Produce a character-for-character copy of the data below.

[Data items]
────────────────────

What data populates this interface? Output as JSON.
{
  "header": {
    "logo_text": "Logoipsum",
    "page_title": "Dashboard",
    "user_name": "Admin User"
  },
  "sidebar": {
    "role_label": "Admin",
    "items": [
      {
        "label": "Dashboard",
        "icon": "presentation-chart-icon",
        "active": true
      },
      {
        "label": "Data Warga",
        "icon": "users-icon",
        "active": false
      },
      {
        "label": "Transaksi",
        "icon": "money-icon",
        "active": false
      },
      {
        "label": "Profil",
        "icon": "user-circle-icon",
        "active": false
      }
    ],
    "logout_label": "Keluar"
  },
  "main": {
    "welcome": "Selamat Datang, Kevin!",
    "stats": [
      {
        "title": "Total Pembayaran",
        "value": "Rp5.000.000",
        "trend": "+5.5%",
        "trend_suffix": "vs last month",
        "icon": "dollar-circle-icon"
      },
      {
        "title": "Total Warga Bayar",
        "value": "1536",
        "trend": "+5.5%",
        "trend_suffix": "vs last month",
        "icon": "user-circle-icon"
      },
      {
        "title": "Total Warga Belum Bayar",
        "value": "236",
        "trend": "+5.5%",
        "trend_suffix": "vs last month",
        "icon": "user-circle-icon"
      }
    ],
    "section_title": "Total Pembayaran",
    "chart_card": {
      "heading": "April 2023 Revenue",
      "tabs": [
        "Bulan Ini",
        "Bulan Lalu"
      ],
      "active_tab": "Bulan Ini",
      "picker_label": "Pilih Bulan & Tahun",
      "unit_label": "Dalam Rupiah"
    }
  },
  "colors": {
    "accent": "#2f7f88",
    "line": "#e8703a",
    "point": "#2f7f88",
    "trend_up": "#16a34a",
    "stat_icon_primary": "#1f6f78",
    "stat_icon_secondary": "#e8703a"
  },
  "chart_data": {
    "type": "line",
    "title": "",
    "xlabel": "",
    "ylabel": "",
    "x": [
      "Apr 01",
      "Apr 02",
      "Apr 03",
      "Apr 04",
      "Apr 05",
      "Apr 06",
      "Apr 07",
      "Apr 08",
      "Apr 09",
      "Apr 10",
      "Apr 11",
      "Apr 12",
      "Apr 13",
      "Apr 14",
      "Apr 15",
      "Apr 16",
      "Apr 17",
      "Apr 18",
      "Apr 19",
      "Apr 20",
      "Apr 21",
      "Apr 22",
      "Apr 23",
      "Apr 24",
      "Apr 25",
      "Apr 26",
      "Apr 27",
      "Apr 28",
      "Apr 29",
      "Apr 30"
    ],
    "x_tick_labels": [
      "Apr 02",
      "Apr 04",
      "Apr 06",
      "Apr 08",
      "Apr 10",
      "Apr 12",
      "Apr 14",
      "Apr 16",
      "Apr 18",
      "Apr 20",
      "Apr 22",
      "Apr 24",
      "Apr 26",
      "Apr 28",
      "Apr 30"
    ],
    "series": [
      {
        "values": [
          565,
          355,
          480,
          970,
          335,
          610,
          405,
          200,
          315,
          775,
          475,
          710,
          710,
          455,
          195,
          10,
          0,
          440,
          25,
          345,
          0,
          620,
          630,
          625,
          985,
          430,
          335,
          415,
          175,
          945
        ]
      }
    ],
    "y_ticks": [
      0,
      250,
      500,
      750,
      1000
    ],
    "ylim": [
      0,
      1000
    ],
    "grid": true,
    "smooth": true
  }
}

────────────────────

(Exercise output):
What data populates this interface? Output as JSON.
{
  "header": {
    "logo_text": "Logoipsum",
    "page_title": "Dashboard",
    "user_name": "Admin User"
  },
  "sidebar": {
    "role_label": "Admin",
    "items": [
      {
        "label": "Dashboard",
        "icon": "presentation-chart-icon",
        "active": true
      },
      {
        "label": "Data Warga",
        "icon": "users-icon",
        "active": false
      },
      {
        "label": "Transaksi",
        "icon": "money-icon",
        "active": false
      },
      {
        "label": "Profil",
        "icon": "user-circle-icon",
        "active": false
      }
    ],
    "logout_label": "Keluar"
  },
  "main": {
    "welcome": "Selamat Datang, Kevin!",
    "stats": [
      {
        "title": "Total Pembayaran",
        "value": "Rp5.000.000",
        "trend": "+5.5%",
        "trend_suffix": "vs last month",
        "icon": "dollar-circle-icon"
      },
      {
        "title": "Total Warga Bayar",
        "value": "1536",
        "trend": "+5.5%",
        "trend_suffix": "vs last month",
        "icon": "user-circle-icon"
      },
      {
        "title": "Total Warga Belum Bayar",
        "value": "236",
        "trend": "+5.5%",
        "trend_suffix": "vs last month",
        "icon": "user-circle-icon"
      }
    ],
    "section_title": "Total Pembayaran",
    "chart_card": {
      "heading": "April 2023 Revenue",
      "tabs": [
        "Bulan Ini",
        "Bulan Lalu"
      ],
      "active_tab": "Bulan Ini",
      "picker_label": "Pilih Bulan & Tahun",
      "unit_label": "Dalam Rupiah"
    }
  },
  "colors": {
    "accent": "#2f7f88",
    "line": "#e8703a",
    "point": "#2f7f88",
    "trend_up": "#16a34a",
    "stat_icon_primary": "#1f6f78",
    "stat_icon_secondary": "#e8703a"
  },
  "chart_data": {
    "type": "line",
    "title": "",
    "xlabel": "",
    "ylabel": "",
    "x": [
      "Apr 01",
      "Apr 02",
      "Apr 03",
      "Apr 04",
      "Apr 05",
      "Apr 06",
      "Apr 07",
      "Apr 08",
      "Apr 09",
      "Apr 10",
      "Apr 11",
      "Apr 12",
      "Apr 13",
      "Apr 14",
      "Apr 15",
      "Apr 16",
      "Apr 17",
      "Apr 18",
      "Apr 19",
      "Apr 20",
      "Apr 21",
      "Apr 22",
      "Apr 23",
      "Apr 24",
      "Apr 25",
      "Apr 26",
      "Apr 27",
      "Apr 28",
      "Apr 29",
      "Apr 30"
    ],
    "x_tick_labels": [
      "Apr 02",
      "Apr 04",
      "Apr 06",
      "Apr 08",
      "Apr 10",
      "Apr 12",
      "Apr 14",
      "Apr 16",
      "Apr 18",
      "Apr 20",
      "Apr 22",
      "Apr 24",
      "Apr 26",
      "Apr 28",
      "Apr 30"
    ],
    "series": [
      {
        "values": [
          565,
          355,
          480,
          970,
          335,
          610,
          405,
          200,
          315,
          775,
          475,
          710,
          710,
          455,
          195,
          10,
          0,
          440,
          25,
          345,
          0,
          620,
          630,
          625,
          985,
          430,
          335,
          415,
          175,
          945
        ]
      }
    ],
    "y_ticks": [
      0,
      250,
      500,
      750,
      1000
    ],
    "ylim": [
      0,
      1000
    ],
    "grid": true,
    "smooth": true
  }
}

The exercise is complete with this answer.